Manual finger reduction under local anesthesia 25 (92.6)
Reduction under general anesthesia 2 (7.4)

Patients preferred manual finger reduction under local anesthesia to reduction under general anesthesia, when asked what method of treatment they would prefer if they were to undergo the same trauma again.

REFERENCES

1. Rubinstein B, Strong EB. Management of nasal fractures. Arch Fam Med 2000;9:738–42.
crossref pmid
2. Love RL. Nasal fractures: patient satisfaction following closed reduction. N Z Med J 2010;123:45–8.

3. Ichida M, Komuro Y, Koizumi T, Shimizu A, Yanai A. A repositioning technique for nasal fracture using the little finger. J Craniofac Surg 2008;19:1512–7.
crossref pmid
4. Bowerman E. Fractures of the middle third of the facial skeleton. In: Rowe NL, Williams JL editors. Maxillofacial injuries. New York: Churchill Livingstone; 1985. p.363–433.

5. Aloin HA. A propose du traitement des fractures du nez. note de tequnique chirurgicale. J Fr Otorhinolaryngol 1952;1:302.

6. Humber PR, Horton CE. Trauma to the nose. In: Stark RB editors. Plastic surgery of the head and neck.
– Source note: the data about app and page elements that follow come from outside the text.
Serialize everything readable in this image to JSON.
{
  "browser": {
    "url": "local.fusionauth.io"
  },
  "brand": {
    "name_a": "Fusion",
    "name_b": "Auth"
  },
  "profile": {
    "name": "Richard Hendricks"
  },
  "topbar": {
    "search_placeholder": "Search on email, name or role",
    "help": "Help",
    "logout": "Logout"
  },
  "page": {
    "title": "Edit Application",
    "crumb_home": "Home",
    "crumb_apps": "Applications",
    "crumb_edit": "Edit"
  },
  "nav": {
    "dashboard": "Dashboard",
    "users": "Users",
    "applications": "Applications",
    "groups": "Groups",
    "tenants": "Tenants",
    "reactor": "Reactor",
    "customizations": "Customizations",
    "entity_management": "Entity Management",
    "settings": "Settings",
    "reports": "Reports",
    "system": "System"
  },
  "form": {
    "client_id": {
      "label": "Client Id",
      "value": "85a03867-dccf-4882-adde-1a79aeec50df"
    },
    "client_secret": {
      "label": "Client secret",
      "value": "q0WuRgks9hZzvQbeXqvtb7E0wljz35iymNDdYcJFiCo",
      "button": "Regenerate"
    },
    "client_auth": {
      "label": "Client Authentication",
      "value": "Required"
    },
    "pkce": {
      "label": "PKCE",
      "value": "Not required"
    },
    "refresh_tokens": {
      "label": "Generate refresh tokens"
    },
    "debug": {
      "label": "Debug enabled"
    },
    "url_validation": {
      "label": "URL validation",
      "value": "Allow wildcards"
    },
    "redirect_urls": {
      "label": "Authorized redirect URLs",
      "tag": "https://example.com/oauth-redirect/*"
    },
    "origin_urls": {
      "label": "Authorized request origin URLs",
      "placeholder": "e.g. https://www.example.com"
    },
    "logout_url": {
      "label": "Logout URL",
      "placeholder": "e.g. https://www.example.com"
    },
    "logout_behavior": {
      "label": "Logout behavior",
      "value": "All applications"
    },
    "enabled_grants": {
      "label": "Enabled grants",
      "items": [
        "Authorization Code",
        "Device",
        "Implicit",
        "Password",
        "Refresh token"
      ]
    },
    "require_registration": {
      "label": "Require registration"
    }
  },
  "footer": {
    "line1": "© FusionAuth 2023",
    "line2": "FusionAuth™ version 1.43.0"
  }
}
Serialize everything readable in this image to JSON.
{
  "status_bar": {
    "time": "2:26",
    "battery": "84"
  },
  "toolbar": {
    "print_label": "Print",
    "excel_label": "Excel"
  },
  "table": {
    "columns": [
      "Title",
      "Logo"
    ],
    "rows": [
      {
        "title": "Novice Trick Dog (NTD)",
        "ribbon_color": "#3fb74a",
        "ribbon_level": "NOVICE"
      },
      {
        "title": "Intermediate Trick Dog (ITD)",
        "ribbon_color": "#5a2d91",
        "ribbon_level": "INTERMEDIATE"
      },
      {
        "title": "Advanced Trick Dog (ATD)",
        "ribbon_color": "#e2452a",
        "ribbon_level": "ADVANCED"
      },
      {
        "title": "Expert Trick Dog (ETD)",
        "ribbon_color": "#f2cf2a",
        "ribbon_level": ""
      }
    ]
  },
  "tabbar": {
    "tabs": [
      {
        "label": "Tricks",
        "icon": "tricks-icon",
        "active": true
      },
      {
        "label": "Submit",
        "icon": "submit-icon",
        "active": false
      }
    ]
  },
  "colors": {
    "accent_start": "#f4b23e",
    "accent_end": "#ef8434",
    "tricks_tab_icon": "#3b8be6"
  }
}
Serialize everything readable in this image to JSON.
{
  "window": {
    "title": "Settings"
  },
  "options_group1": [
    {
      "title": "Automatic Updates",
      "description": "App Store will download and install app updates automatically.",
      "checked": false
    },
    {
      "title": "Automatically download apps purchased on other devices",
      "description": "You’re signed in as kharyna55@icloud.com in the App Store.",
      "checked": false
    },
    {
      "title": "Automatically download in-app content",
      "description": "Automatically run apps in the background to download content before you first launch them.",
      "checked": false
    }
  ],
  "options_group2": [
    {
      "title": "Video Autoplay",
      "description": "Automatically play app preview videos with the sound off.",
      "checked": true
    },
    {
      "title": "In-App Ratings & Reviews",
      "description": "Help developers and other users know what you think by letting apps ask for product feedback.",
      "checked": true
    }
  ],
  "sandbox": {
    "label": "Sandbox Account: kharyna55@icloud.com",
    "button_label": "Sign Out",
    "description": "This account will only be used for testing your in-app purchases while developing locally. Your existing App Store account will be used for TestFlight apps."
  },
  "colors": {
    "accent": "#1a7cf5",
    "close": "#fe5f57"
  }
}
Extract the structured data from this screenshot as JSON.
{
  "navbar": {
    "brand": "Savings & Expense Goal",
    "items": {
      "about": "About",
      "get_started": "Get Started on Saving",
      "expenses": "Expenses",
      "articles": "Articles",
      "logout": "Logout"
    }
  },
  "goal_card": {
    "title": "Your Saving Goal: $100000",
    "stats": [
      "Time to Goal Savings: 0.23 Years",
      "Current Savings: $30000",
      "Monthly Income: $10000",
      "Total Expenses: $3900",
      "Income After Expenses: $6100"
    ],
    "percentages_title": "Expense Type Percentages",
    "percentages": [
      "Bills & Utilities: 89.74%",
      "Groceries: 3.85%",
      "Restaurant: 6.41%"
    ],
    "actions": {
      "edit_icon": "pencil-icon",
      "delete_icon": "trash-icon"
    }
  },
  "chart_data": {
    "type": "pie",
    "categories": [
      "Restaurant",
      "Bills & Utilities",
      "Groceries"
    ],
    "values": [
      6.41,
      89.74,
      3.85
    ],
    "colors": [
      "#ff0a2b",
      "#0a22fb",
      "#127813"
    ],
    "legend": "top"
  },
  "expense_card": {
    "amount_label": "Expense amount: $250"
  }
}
New York: Churchill Livingstone; 1987. p.390–401.

7. Tremolet de Villers Y. Nasal fractures. J Trauma 1975;15:319–27.
crossref pmid
8. Tajima S. Treatment of facial bone fractures. 2nd ed. Tokyo: Kokuseido Publishing; 1999. p.143–74.

9. Paul N. Manson: facial fractures. In: Sherrell JA, Robert W, Beasley C editors. Plastic Surgery. 5th ed. Philadelphia: Lippincott-Raven; 1997. p.383–411.

10. Kurihara K, Kim K, Miyata K. Clinical study of new nasal bone fractures. Jpn J Plast Surg 1990;33:113–20.

11. Rajapakse Y, Courtney M, Bialostocki A, Duncan G, Morrissey G. Nasal fractures: a study comparing local and general anaesthesia techniques. ANZ J Surg 2003;73:396–9.
crossref pmid
12. Kim HS, Suh HW, Ha KY, Kim BY, Kim TY. The usefulness of the endonasal incisional approach for the treatment of nasal bone fracture. Arch Plast Surg 2012;39:209–15.
crossref pmid pmc
13. Goode RL, Spooner TR. Management of nasal fractures in children: a review of current practices. Clin Pediatr (Phila) 1972;11:526–9.
crossref pmid
14. Fomon S, Schattner A, Bell JW, Kleinfeld L, Lewy R. Management of recent nasal fractures. AMA Arch Otolaryngol 1952;55:321–42.
crossref pmid
15. Gillies H, Kilner T. Modern technique in treatment. Lancet 1929;1:147–9.
crossref
16. Safian J, Tamerin J. Recent fractures of the nose. Am J Surg 1936;31:10–23.
crossref


ABOUT
ARTICLE CATEGORY

Browse all articles >

BROWSE ARTICLES
AUTHOR INFORMATION
Editorial Office
Dept. of Plastic & Reconstructive Surgery, Kyungpook national university hospital, 130 Dongdeok-ro, Jung-gu, Daegu 41944, Korea
Tel: +82-53-200-5681    E-mail: prschoi@gmail.com                

Copyright © 2019 by Korean Cleft Palate-Craniofacial Association. All rights reserved.

Developed in M2community

Close layer
prev next